*** Listed entries Section Begins ***

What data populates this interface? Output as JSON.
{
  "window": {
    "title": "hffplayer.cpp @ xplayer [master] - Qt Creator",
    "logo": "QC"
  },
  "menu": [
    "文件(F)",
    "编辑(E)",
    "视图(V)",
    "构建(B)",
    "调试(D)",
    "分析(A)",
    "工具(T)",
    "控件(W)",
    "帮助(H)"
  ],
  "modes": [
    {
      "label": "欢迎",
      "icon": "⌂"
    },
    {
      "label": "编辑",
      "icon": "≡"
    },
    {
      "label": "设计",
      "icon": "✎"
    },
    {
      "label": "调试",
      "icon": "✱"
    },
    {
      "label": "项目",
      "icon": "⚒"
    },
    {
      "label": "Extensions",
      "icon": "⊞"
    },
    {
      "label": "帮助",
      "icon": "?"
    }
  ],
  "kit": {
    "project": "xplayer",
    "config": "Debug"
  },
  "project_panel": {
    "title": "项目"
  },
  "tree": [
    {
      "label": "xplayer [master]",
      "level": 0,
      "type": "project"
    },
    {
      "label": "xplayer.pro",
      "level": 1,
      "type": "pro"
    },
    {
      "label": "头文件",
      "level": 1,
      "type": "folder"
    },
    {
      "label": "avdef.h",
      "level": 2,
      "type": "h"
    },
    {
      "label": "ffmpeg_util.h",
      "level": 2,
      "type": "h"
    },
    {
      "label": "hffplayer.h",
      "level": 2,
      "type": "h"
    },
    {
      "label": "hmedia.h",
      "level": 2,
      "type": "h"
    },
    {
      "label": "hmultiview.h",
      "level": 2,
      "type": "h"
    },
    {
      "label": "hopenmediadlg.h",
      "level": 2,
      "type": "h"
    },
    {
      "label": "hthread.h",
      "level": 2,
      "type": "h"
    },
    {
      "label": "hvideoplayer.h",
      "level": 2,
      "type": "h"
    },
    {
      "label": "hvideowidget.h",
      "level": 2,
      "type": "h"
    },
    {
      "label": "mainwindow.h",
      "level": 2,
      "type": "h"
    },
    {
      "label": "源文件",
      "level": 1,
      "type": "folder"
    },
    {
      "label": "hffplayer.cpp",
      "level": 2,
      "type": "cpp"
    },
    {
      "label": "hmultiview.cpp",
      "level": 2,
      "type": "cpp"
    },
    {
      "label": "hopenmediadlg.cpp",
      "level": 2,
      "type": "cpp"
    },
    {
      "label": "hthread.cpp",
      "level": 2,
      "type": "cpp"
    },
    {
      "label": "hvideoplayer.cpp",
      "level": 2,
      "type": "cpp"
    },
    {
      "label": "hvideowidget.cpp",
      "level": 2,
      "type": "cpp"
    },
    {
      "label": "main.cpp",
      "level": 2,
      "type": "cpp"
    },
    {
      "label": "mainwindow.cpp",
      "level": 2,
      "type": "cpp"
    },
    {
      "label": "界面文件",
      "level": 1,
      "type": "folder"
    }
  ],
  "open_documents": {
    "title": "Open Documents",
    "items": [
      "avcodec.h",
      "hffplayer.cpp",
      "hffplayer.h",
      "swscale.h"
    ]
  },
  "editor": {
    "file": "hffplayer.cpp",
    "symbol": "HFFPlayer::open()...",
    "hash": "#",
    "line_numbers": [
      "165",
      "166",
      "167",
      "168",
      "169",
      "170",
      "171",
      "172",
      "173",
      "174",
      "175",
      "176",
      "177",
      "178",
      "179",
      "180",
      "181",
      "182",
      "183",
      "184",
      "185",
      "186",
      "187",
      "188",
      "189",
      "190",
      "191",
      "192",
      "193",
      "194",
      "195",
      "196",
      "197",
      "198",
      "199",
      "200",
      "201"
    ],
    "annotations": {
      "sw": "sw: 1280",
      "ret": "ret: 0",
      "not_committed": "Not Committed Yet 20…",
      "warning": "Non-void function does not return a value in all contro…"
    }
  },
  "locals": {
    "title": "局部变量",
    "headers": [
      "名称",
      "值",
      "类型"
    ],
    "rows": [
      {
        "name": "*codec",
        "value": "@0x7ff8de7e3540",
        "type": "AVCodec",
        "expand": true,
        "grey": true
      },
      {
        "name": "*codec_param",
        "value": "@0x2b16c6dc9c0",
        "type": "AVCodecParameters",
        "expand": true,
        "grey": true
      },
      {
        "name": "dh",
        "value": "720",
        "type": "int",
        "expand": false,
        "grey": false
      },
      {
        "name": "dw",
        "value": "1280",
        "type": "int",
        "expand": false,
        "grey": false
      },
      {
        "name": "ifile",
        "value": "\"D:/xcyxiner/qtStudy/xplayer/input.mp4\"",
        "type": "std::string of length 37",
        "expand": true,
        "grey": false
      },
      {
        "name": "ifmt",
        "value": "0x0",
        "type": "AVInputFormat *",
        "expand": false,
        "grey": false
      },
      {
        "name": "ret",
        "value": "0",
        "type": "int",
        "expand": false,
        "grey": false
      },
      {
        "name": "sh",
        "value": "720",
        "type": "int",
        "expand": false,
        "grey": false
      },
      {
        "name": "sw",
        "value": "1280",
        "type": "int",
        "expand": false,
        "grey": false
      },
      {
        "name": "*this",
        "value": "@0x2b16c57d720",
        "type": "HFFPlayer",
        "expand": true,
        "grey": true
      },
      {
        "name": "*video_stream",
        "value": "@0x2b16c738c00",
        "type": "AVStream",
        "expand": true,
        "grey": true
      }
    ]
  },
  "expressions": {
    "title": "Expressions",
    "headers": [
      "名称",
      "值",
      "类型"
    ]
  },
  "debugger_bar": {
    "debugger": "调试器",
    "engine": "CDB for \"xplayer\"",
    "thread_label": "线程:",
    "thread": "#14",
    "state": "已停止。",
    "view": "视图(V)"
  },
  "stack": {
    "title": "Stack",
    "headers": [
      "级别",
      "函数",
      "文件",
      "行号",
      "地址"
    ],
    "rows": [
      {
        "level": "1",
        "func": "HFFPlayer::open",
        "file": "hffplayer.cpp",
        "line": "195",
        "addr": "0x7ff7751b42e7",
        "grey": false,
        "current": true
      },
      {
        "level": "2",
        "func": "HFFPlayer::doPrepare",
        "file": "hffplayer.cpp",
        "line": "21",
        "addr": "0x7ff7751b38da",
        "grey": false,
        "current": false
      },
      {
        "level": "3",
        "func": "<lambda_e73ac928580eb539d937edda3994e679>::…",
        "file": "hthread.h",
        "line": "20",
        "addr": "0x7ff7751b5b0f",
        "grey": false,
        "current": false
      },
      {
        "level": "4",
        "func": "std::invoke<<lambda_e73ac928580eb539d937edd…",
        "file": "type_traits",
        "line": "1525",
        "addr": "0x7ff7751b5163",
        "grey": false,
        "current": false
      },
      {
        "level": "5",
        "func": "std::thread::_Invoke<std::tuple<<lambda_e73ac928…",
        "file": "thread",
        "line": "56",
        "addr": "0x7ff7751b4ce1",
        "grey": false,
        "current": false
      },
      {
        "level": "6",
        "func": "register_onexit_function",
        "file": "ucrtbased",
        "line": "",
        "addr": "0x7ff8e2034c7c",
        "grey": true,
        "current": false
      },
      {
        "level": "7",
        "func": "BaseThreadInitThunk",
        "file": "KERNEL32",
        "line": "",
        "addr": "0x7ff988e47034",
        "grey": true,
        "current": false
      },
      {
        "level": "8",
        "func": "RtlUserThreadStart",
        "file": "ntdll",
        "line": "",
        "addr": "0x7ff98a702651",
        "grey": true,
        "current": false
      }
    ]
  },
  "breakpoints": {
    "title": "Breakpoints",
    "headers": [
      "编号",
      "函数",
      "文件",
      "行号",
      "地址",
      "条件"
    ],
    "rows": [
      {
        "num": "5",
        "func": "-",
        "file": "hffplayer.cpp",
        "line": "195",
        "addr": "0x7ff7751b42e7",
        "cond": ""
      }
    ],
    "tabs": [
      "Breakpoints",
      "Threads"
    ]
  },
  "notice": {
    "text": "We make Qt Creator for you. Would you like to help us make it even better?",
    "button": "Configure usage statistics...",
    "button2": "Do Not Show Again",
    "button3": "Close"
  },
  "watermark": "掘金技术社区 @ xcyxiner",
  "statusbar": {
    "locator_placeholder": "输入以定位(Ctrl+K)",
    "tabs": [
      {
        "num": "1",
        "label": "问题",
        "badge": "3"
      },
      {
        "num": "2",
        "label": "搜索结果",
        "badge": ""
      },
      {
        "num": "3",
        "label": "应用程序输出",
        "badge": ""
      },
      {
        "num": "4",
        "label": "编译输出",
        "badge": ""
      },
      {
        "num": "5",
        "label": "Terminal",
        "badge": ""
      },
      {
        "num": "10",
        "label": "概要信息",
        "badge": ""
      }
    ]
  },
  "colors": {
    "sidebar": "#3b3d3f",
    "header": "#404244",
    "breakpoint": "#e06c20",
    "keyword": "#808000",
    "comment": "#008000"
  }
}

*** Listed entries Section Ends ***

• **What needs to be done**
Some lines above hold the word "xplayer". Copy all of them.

• **Written answer**
    "title": "hffplayer.cpp @ xplayer [master] - Qt Creator",
    "project": "xplayer",
      "label": "xplayer [master]",
      "label": "xplayer.pro",
        "value": "\"D:/xcyxiner/qtStudy/xplayer/input.mp4\"",
    "engine": "CDB for \"xplayer\"",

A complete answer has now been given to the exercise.